It’s wedding season, and the fine folks at RageHaus are abuzz with road trips and sacred vows. Kim and I are off to New England for two weekend weddings, and a stop over in Brooklyn and Connecticut to visit some old friends. To top off the break, Sebastian and his lady love are taking the big plunge. So, it’s going to be pretty quiet around here until we can catch up on May 21st and do some laundry. You can keep up with all the fine folk of RageHaus on Instagram. Just look for mistermunn, kimberlymunn, sebastianebarb, and carlcandraw. Until then, happy travels to all.
Sometimes there are videos with hand made type and sometimes they’re over-sexualized hand done type videos about fixing your bike. These videos are the ladder. With a witty, interesting take on the tutorial, these videos are a unique perspective on how to take care of your bike with some really beautiful typography as well as interesting imagery. The videos were created for the Italian bike racing company Officine Sfera,which creates some interesting and beautiful bikes all its own. The videos are well shot and well timed while bringing sex appeal to a product that often has absolutely none.
Stiches and Glue is the one man FX studio owned and operated by Paul Vincett. Paul doesn’t dabble in CGI or 3-D animation, but instead he spends his days creating the monster you see below the old fashion way. Using nothing more than stitches and glue (and maybe a few other industry secrets) to bring his creatures to life. WIth movie credits ranging from X-Men: First Class, Thor 2, and Dark Shadows (Tim Burton’s), he’s no slouch. Check out his website for more of his furry creations.
Daniella Zalcman is a photojournalist that recently moved from New York to London last year. With a loving admiration for both cities, she started a series of double exposures that combine the two cities with use of just a smart phone and several apps. Daniella preferred the use of her smart phone because she’s grown to love the informal nature of smart phone photography. Each pair of images is selected based on negative space, color, and contrast. Together, they create imaginary landscapes, like the ones we form when we think of home.

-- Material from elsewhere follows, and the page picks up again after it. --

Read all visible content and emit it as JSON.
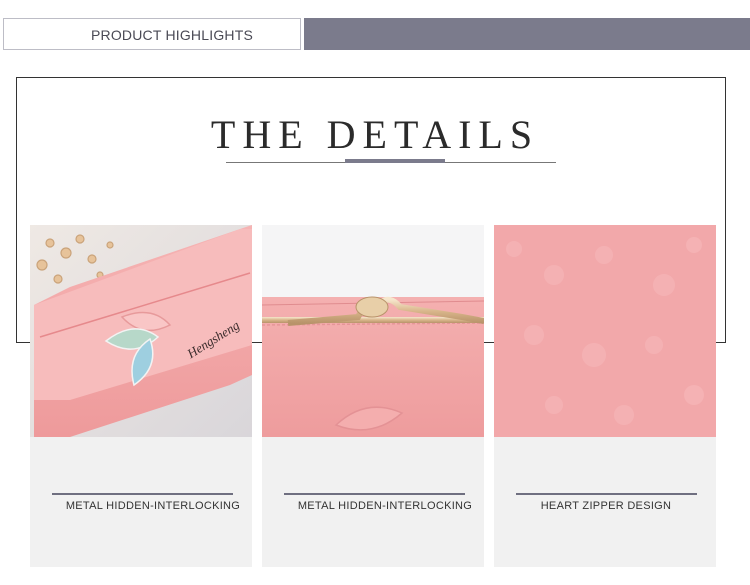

For every double exposure you see, Daniella rejected a dozen versions that didn’t feel quite right. Daniella is putting these images together in a book that she managed to get funded in just 3 days on Kickstarter. Her Kickstarter still has 4 days to go and you can still contribute to this incredibly beautiful project.